City Guide: Tokyo
Tokyo is a special place for our founder Frances. She loves the energy of the city, the beautiful hospitality and definitely the coffee culture. Who better to tap for their favourite spots?! Always on the lookout for the lowkey, but interesting and inspiring, places to shop, eat and move. We asked Frances to take notes on her most recent trip (celebrating our Black Anise launch) and she served up some really special places.
"At once bustling and serene, steeped in tradition, whilst hyper focused on the future… Tokyo is a place of contradictions for me and perhaps because of that, one of the most inspiring places to spend time."
Reset – I love to fit a yoga class in when I’m travelling as an opportunity to ground, reset and remind myself to be in the moment. Nami yoga studio is tucked away in the business district of Minato-Ku has gorgeous teachers who speak in English and teach with a supremely distinct Japanese flavour. From the hasami mugs and six choices of tea, to the tranquil vibe and peaceful teaching style of a deceivingly tough vinyasa flow.
Caffeinate – You’re spoilt for choice in Tokyo, but I couldn’t go past my favourite New Zealand coffee brand – Supreme, who’s Shibuya outpost is the height of cool and the best of Wellington meets Tokyo (be sure to check out their rooftop). If one stop doesn’t satiate your coffee fix, Good Good Not Bad also in Shibuya is one of the newer additions to the Tokyo coffee scene. Grab a cold brew to go and head to the epic MontBell flagship next door for a browse of their beautiful technical gear.
Shop new – There’s no two ways about it, Tokyo is an absolute shoppers heaven. I’d challenge the least “shopper” among us, not to be charmed by the incredible retail displays, service and sheer diversity on offer. Whether it’s ceramics, technology, fashion or furniture, in formats from wabi sabi to kitsch to understated cool, Tokyo has it all – in spades. A favourite for me is the Nose Shop flagship in Shinjuku which sports not only an incredible mix of the top niche perfumes from around the world, but a giant nose on the wall and a perfume sample vending machine. While you’re there, step by Super A Market enroute for the latest / best local and international contemporary clothing, footwear and selected goods.
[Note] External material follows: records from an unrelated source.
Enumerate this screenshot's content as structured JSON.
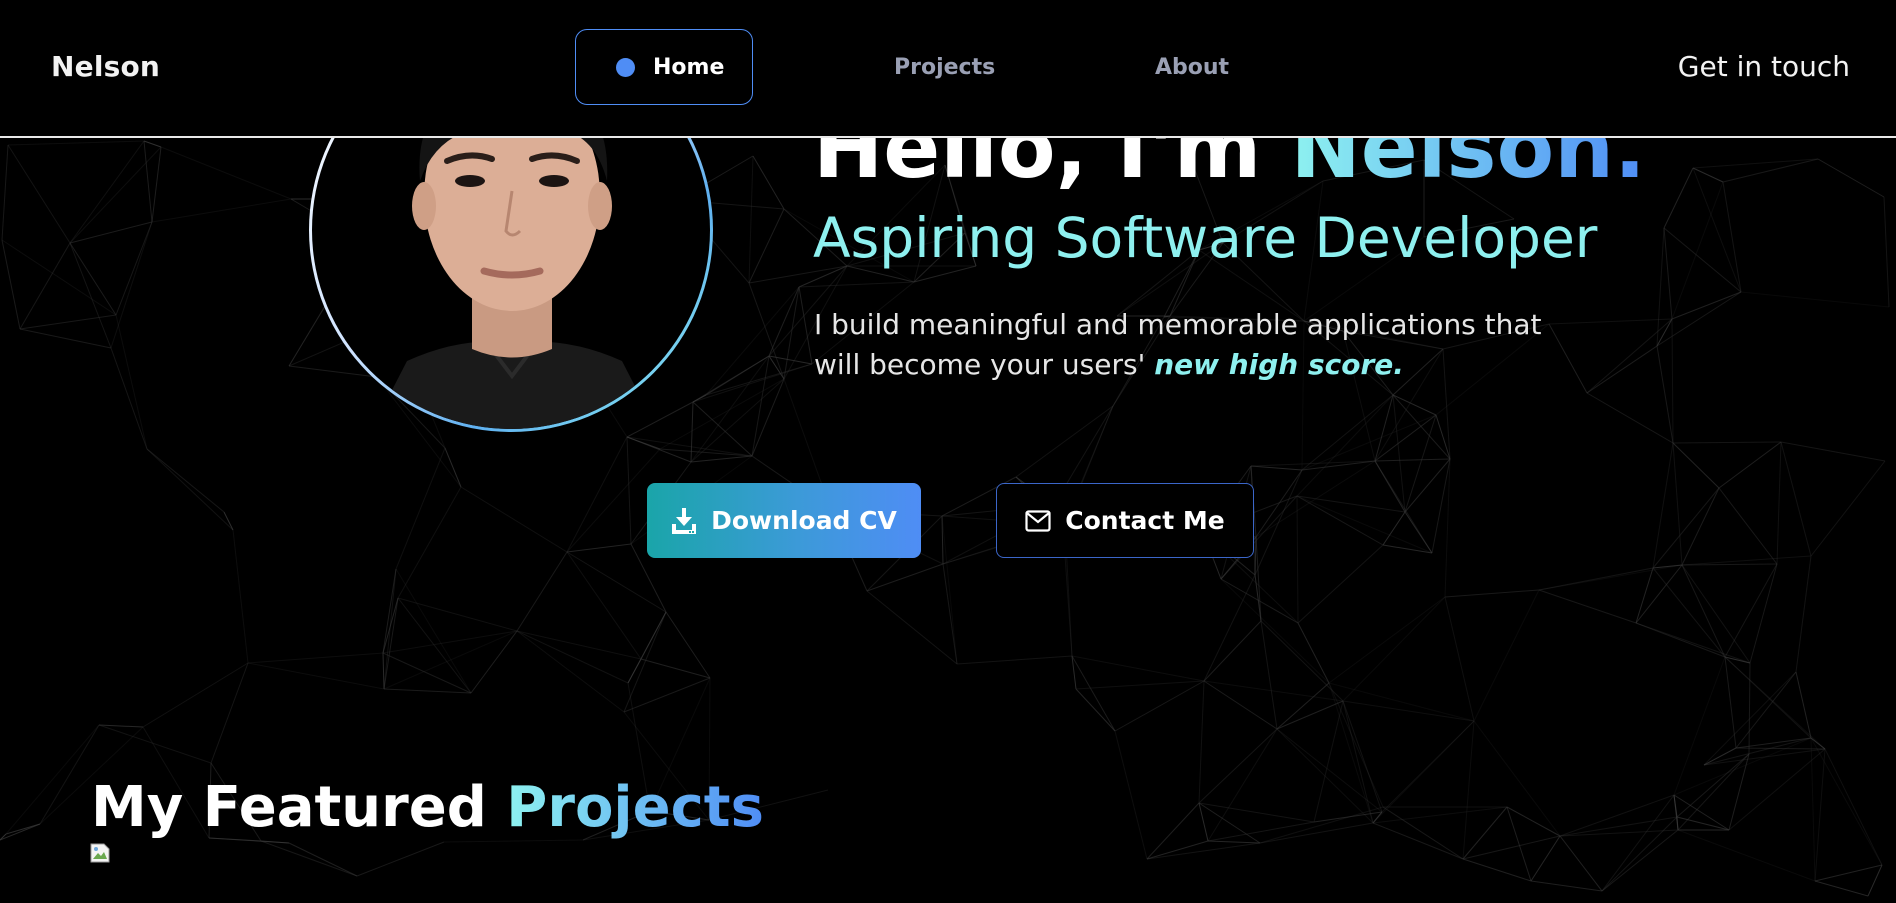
{
  "navbar": {
    "brand": "Nelson",
    "links": [
      {
        "label": "Home",
        "active": true
      },
      {
        "label": "Projects",
        "active": false
      },
      {
        "label": "About",
        "active": false
      }
    ],
    "cta": "Get in touch"
  },
  "hero": {
    "title_prefix": "Hello, I'm ",
    "title_name": "Nelson.",
    "subtitle": "Aspiring Software Developer",
    "description": "I build meaningful and memorable applications that will become your users' ",
    "description_highlight": "new high score.",
    "download_button": "Download CV",
    "contact_button": "Contact Me"
  },
  "featured": {
    "title_prefix": "My Featured ",
    "title_accent": "Projects"
  },
  "colors": {
    "accent_blue": "#4f8df5",
    "accent_cyan": "#8ef0ef",
    "background": "#000000",
    "network_lines": "#3a3a3a"
  }
}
Shop old – I love to pick up a vintage treasure when travelling, there’s something about the one-off nature of both the garment (and the previous life it led) and the memory of the trip that makes it doubly special. The back streets of Shibuya are great for seeking out something special. Number Me, a cute little boutique has classic vintage such as Gucci loafers alongside an eclectic array of new fashion and lifestyle from local designers. 10Tow hides behind a nondescript door, up 4 flights of stairs and is a treasure trove of vintage and secondhand Yohji Yamamoto, Commes des garçon and and other Japanese and international designers.
Stay – We stayed in the super well situated and beautifully appointed All Day Place in Shibuya. Eco friendly in the chicest, most understated way. In true Japanese style, rooms come replete with freshly laundered sleepwear and slippers, a selection of beautiful teas and even the chicest bio toothbrush and toothpaste I’ve ever seen, plus there was no over-fragranced-hotel-vibe you so often get when travelling (and is guaranteed to give me a headache).
Eat – Where to start… from street food, to high end Tokyo has anything and everything in between. My advice is that so long as it’s local (and the place is full of locals) you can’t really go wrong. We had an incredible grill and sashimi meal at uber local hole in the wall Yuji (ask for the chefs recommendations), and an exceptional late night degustation replete with sake matches at Ikyu. The only rules are – be open minded, and ask questions – the Japanese love to introduce you to their specialities, so long as you show a little interest and willingness to try their recommendations, you’ll be showered with hospitality.